I'll start this post on an honest-yet-rude note and admit that I've been judging a good portion of the Internet. Here's the thing: I can't deal with the twee Pinterest-esque slogans about "picking happy" and "acting in joy" and "choosing contentment."
It isn't that I don't believe in those things. If yoga has taught me anything, it's that our thoughts have a great deal to do with our happiness. But something about the choosing joy really bothered me. Like, I would LOVE to choose joy. I would.
But what about the crippling anxiety I feel when things seem to be going well? But what about the slideshow of terrible things that run through my mind whenever I feel content? Doesn't the onslaught of good things happening in my life these days simply mean that a storm is around the corner?
Choosing joy makes me anxious.
Deciding to be happy feels rough sometimes because it's just another reminder of how anxious I am much of the time as I move through the day. It's easy for me to choose to-do lists, or to choose actions, or to choose busyness. I can choose snark or drama or complaining. Those things don't register as anxiety for me because they give me the illusion of control because I'm doing things or reminding myself that I'm not TOO happy so there's nothing to lose.
When I saw Brene Brown speak about vulnerability, she mentioned being on a wonderful date with her husband before being overcome with anxiety. What if someone shot them dead? What if the unspeakable happened? It took them out of the date and into anxiety land.
This scenario was so familiar to me that I could barely breathe as I listened. For me, a quiet night at home turns into a terrible fear that someone is going to break in. An ignored text convinces me that I was foolish to believe someone would want to be friends with me. Minor setbacks can send me into a tailspin of negative self-talk. I routinely agonize over something terrible happening to Andrew, my family or my cat (judge not). Until I heard this respected, intelligent woman speak about this, I believed I was alone and crazy (that second part might still be true).

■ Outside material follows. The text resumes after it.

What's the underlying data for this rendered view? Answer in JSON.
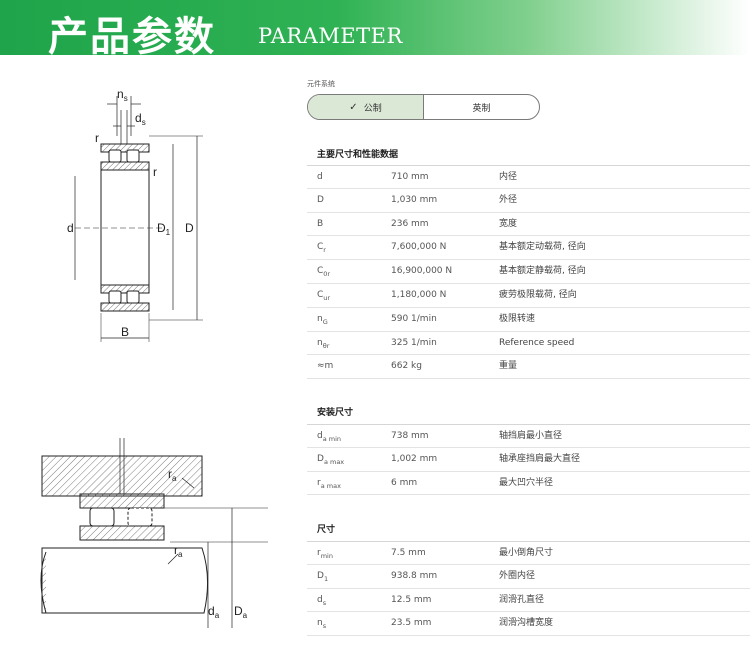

Dr. Brown says that joy is the most terrifying emotion to experience because we feel so vulnerable. It's easier to dress-rehearse tragedy and it's a way of assuring ourselves that death or the loss of a relationship or any other sad event won't hurt THAT bad because we've already played it out in our mind. The reality for anyone who has ever experienced a heartbreak is that no amount of mental practice can prepare or save us.
The good news is that there's an antidote to this fear. For me, step one is choosing to be a little more selective about what I watch. This means SADLY a total withdrawal from the shows that I tend to binge on --- like Law and Order SVU. Call me crazy, but that show fills my mind every time I take a shower/come home late/leave my house in the darkness. I really don't need anything else to make me more nervous.

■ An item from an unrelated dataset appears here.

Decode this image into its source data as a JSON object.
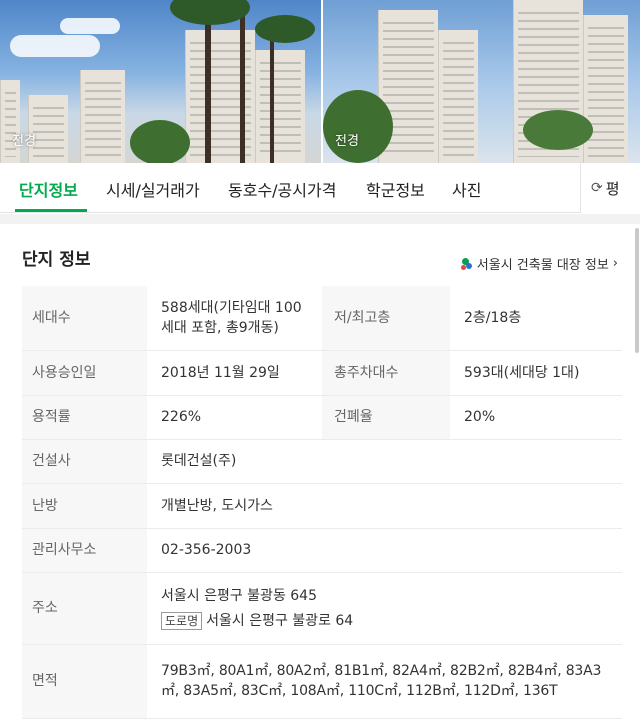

That said, Pretty Little Liars terrifies me but you can send A to pry that from my cold dead hands SO THERE.
The second step? Gratitude. I don't currently keep any sort of gratitude journal or anything like that, but lately, as I've been processing all of these crazy things Brene Brown spoke on, it's been a constant reminder. To be grateful. Even when things are feeling crappy. Even when I'm terrified. Sometimes, it's a struggle. But mostly, when I'm present enough to remind myself to find the good, that heavy anxiety evaporates.
I don't think I'll ever be a "choose happiness daily" person, but I can definitely work on being a "choose to find the good while feeling terrified" person.